Galleries - September 2018

12 GALLERIES SEPTEMBER 2018 It is coming up to almost a century of intense artistic activity in St Ives, and in such a small town, it is hardly surprising that a number of persistent myths have become embedded in that history, myths that are only now, as the 'classic' late 1930s-40s generation have all gone, just beginning to be untangled and de-romanticised. Too many myths to take them all on here, but at the heart of the matter perhaps is how the place actually operated as a collective of artists.
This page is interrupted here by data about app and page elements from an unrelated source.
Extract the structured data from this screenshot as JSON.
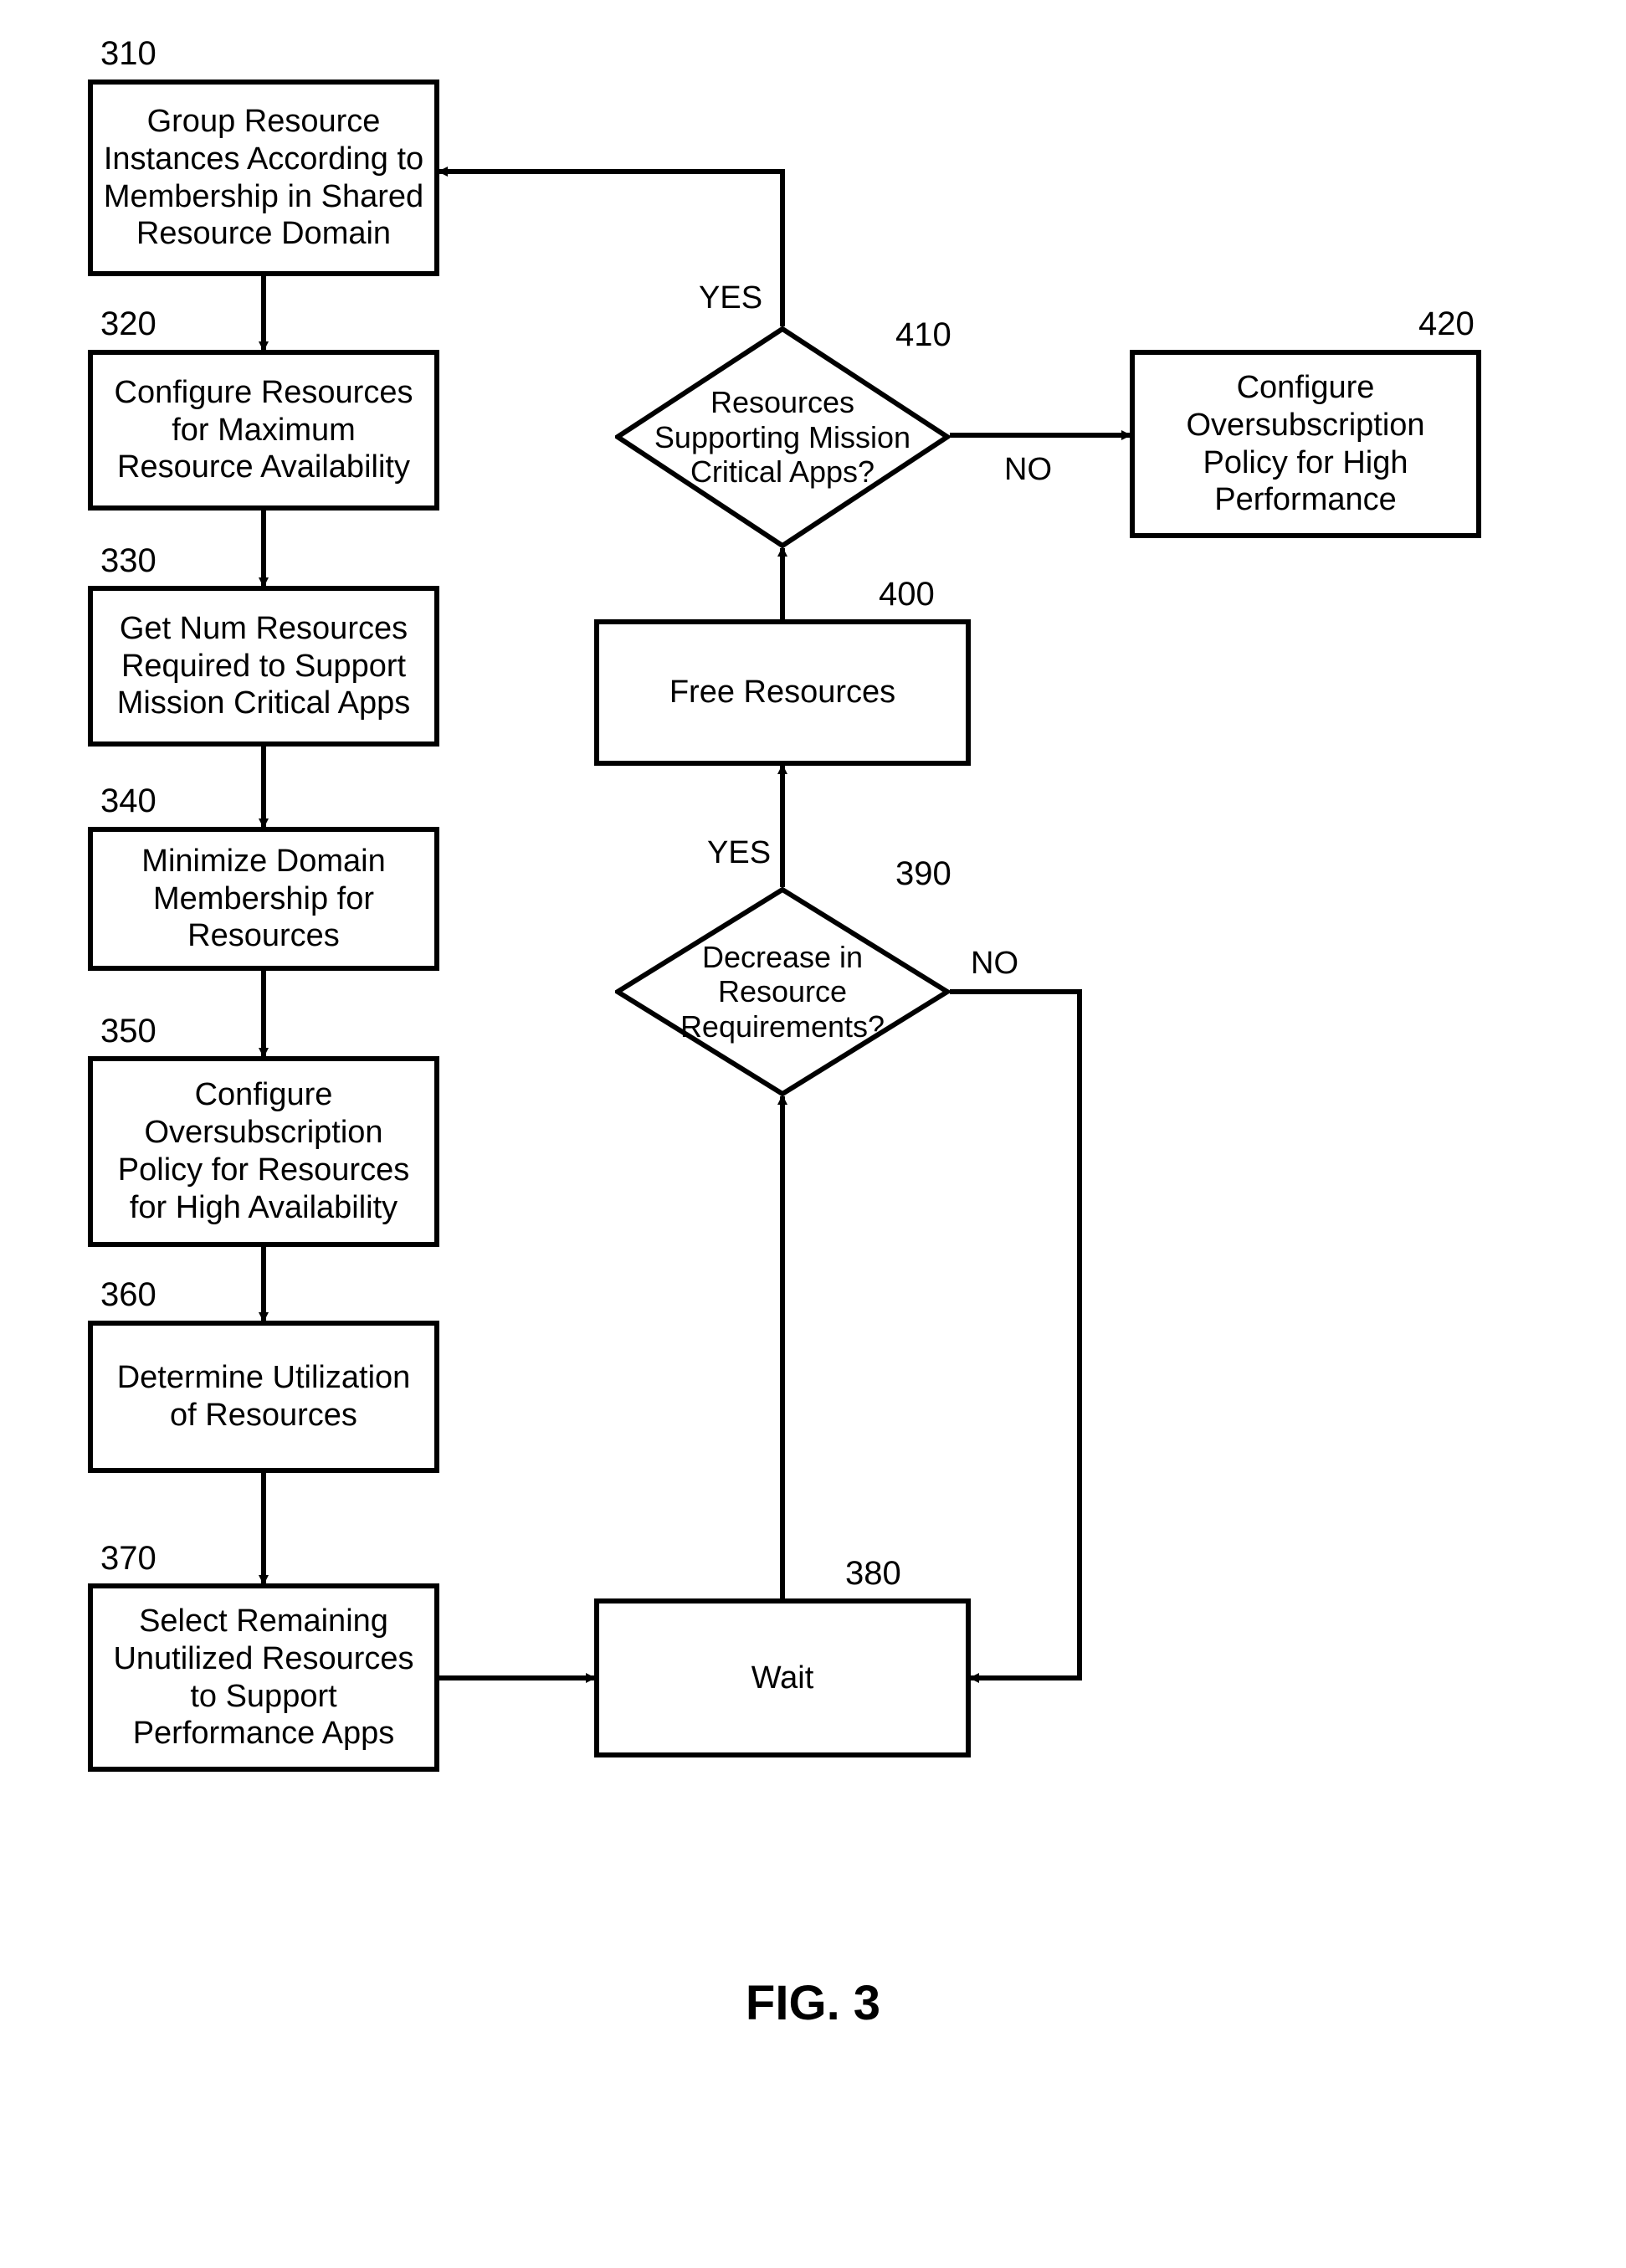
{
  "figure_caption": "FIG. 3",
  "nodes": {
    "n310": {
      "num": "310",
      "text": "Group Resource Instances According to Membership in Shared Resource Domain"
    },
    "n320": {
      "num": "320",
      "text": "Configure Resources for Maximum Resource Availability"
    },
    "n330": {
      "num": "330",
      "text": "Get Num Resources Required to Support Mission Critical Apps"
    },
    "n340": {
      "num": "340",
      "text": "Minimize Domain Membership for Resources"
    },
    "n350": {
      "num": "350",
      "text": "Configure Oversubscription Policy for Resources for High Availability"
    },
    "n360": {
      "num": "360",
      "text": "Determine Utilization of Resources"
    },
    "n370": {
      "num": "370",
      "text": "Select Remaining Unutilized Resources to Support Performance Apps"
    },
    "n380": {
      "num": "380",
      "text": "Wait"
    },
    "n390": {
      "num": "390",
      "text": "Decrease in Resource Requirements?"
    },
    "n400": {
      "num": "400",
      "text": "Free Resources"
    },
    "n410": {
      "num": "410",
      "text": "Resources Supporting Mission Critical Apps?"
    },
    "n420": {
      "num": "420",
      "text": "Configure Oversubscription Policy for High Performance"
    }
  },
  "edge_labels": {
    "yes1": "YES",
    "no1": "NO",
    "yes2": "YES",
    "no2": "NO"
  }
}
Popular legend has them all meeting up in the harbourside pubs and talking art, French Impressionist style, though one of them, Dennis Mitchell, used to tell a rather different story, one that centered less around sociability and more around cheap (very) accommodation and studio space – and a good deal more interaction with the London art scene than is usually given credit. A number of excellent exhibitions mounted to coincide with this month's St Ives Festival would seem to underline this last point (as do, indirectly, some of the permanent displays and temporary exhibitions, Patrick Heron especially at Tate St Ives). In particular there are two shows that link St Ives' 70 year old exhibiting society, the Penwith Gallery, with its 106 year old London counterpart, the London Group. The first, at Penwith, involves a straight swap of spaces with some 75 London Group artists while a slightly smaller number of Penwith members are showing at the London Group's London base, The Cello Factory. It revives nicely a rather older connection which saw many St Ives based artists exhibiting over the years in London Group shows, a link that is in fact being explored in the second show, Belgrave St Ives’ superb 'The London Group – the St Ives Connection' which reveals just how many significant St Ives’ artists retained close London connections (and vice versa) over the years via their membership of the London Group. Patrick Heron, Keith Vaughan, Terry Frost, William Scott, Barbara Hepworth and Alan Davie are just some of the stand out names here though it is often some other now rather less familiar figures – David Haughton, Tom Cross and Robert Adams among them – that bring home the depth of the links between London and St Ives artists' worlds. Add to this a number of distinguished London Group names from the Belgrave's London days – it opened in 1974 – such as Frank Auerbach, John Piper and John Bratby and you have a rich treasure trove of post- war British art, not to mention an important reminder of the major role a particularly intelligent commercial gallery can play in sustaining and developing contemporary artists' careers. Another St Ives story is told this month at New Craftsman Gallery with the first UK exhibition of Matthew Lanyon’s work since his untimely death (just 65) in 2016. The show title ‘Faster Than Words: Older Than Thought’ is a quote taken from Matthew’s writing on his own work. An important artist for Cornwall in his own right, his father, Peter Lanyon, was of course a major figure at the centre of the modern abstract movement. A poignant autobiographical tract on the gallery’s website recalls “while I was tearing round the garden as Davy Crockett, movers and shakers of art (ie Ben Nicholson, Naum Gabo) were passing the sugar and spreading the cream.” Peter Lanyon also died prematurely at just 46 in a gliding accident, an incident which “came into me like an ocean.” Highlights of this important show include the painting ‘Wreck of the Torrey Canyon (or Crude Oil)’ and ‘An Altar Piece for West Penwith’, a first showing in Cornwall of the stained-glass triptych which was his final finished work . A nice adjunct to the St Ives and London Group shows meanwhile is provided by the Tregony Gallery (Truro) whose exhibition this .. ‘persistent myths have become embedded . . .’ rt the West above: M atthew Lanyon ‘Wreck of the Torrey Canyon’ New Craftsman Gallery